Dear Mr. Jafar, I have my own company in a free zone here in Dubai, UAE. I have a few questions: 1. Is there any issue with having contracts and doing business with UAE-based companies? 2. Is it possible for me to hire people to work on projects in the UAE? Thanks and regards, Sarvesh G. Khanapurkar Co-Founder and Director, AMV Software Consultants

Dear Sarvesh,

 

Thank you for your question.

 

You touch on an area that does tend to create confusion as the type of free zones you’re referring to are relatively new and governed by local rather than federal laws.

 

Traditionally, free zones such as Jebel Ali Free Zone were meant for doing business exclusively inside of them and with the rest of the world. They would be treated as separate geographic jurisdictions and hence anything going in and out would have to pass through customs.

 

The more recent free zones such as Dubai Media City, Dubai Internet City, Knowledge Village, DIFC, Healthcare City etc., which I’m assuming your business is registered in, were setup primarily to house service providers.

 

In that respect, there technically shouldn’t be any issues with providing services to and doing business with UAE-based companies just as any foreign company would. It is with the transfer of goods that the complication arises since these are “open” free zones that are not closed off the same way Jebel-Ali Free Zone is.

 

That being said, providing services to UAE based companies would be subject to the same conditions applied to any foreign company. For example, some government entities may stipulate that suppliers providing services to them are required to be locally registered in the emirate in which the service is provided.
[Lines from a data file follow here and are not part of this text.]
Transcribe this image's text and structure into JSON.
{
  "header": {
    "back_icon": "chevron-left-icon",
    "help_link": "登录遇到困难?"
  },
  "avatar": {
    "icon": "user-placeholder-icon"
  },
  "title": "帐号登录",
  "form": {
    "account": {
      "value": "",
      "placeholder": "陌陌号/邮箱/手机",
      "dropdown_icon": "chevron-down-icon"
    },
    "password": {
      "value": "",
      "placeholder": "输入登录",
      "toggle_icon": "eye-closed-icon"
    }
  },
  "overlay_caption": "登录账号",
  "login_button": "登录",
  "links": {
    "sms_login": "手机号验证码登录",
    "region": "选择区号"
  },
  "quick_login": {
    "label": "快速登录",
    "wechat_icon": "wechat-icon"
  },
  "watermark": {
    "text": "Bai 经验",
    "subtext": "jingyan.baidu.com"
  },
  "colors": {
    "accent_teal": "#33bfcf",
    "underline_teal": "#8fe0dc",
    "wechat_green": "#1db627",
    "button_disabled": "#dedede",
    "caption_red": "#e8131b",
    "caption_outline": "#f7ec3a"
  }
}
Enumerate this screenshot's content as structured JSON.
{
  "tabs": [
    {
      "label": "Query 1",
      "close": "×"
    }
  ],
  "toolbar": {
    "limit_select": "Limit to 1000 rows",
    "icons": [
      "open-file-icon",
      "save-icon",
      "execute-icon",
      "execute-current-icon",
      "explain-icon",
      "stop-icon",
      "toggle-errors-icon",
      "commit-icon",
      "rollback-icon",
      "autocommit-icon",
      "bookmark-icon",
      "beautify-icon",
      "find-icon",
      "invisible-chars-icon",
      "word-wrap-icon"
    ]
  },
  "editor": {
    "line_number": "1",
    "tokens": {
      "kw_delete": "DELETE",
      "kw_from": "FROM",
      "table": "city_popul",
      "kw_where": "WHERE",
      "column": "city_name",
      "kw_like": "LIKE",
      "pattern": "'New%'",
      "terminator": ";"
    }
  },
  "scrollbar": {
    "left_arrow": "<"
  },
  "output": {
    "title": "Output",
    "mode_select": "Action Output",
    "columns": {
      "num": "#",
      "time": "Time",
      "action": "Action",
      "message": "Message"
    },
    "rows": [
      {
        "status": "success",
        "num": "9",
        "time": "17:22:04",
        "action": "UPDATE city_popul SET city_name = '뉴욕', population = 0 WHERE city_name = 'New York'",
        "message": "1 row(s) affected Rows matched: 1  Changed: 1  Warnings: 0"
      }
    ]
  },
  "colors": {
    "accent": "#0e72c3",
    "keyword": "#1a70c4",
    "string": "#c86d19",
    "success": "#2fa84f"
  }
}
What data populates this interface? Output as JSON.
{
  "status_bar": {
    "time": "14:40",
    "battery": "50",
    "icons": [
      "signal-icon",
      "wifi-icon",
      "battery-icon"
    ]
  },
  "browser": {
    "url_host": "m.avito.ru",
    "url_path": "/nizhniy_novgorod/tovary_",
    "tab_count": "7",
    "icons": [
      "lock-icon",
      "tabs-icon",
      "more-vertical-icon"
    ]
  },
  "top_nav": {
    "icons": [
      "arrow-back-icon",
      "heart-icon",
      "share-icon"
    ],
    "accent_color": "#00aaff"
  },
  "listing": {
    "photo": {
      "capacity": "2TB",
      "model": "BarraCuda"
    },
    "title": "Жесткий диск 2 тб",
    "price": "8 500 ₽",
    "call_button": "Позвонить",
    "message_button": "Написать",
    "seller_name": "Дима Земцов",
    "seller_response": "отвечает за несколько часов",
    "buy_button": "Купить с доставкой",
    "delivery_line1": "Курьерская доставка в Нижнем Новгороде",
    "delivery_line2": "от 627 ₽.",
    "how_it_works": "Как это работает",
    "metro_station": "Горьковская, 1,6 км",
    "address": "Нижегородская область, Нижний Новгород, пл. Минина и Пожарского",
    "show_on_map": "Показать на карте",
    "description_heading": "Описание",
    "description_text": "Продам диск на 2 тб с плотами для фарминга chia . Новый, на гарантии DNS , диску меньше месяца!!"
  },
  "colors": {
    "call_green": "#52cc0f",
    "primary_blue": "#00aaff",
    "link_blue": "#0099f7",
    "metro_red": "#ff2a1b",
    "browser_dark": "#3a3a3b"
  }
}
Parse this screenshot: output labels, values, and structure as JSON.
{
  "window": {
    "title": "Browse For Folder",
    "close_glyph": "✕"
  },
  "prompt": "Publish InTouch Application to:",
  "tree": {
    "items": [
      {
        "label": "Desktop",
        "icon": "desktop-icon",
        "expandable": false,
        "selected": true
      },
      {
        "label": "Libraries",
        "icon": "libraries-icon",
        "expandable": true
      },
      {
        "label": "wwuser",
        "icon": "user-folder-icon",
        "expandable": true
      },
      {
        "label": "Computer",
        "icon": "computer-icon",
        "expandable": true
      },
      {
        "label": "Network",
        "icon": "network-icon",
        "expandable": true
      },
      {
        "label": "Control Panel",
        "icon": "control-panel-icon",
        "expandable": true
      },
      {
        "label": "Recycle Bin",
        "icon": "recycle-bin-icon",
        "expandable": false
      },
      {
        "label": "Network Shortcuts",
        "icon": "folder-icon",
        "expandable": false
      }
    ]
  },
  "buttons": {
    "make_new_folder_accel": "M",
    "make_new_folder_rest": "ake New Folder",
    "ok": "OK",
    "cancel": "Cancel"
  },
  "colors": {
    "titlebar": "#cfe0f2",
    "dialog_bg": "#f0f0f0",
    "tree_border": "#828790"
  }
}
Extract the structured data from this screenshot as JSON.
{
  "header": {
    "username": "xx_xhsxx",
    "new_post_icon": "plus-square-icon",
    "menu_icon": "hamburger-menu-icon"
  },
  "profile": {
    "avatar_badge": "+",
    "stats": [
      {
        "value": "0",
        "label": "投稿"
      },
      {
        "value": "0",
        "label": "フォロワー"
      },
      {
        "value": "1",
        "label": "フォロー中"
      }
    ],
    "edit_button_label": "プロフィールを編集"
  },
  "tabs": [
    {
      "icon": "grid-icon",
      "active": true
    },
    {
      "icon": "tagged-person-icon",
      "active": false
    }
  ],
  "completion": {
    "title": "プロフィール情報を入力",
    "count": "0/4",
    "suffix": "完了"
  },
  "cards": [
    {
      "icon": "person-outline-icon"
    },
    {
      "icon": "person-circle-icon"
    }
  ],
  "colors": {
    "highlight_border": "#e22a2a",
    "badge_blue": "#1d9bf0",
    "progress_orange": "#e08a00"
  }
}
This, however, would be project-specific rather than a law.

 

With regards to hiring people, as I understand it you can hire people to work on projects in the UAE. They would go through similar immigration and labour department processes as any UAE-based company employee, and would have more or less the same rules that apply to them.

 

One thing to keep in mind is that due to the young nature of free zones in the UAE, and the UAE as a whole for that matter, it is very important to keep up to date with the changing regulatory landscape by continuously checking with the relevant authorities and/or legal advisers on such changes.

 

For example, the government just announced that a new UAE Commercial Companies Law has been issued on April 1st, and will come into force three months from the date of publication in the Federal Official Gazette, which is likely to positively impact the economy and clarify matters to foreign investors and entrepreneurs.

 

Best,

Badr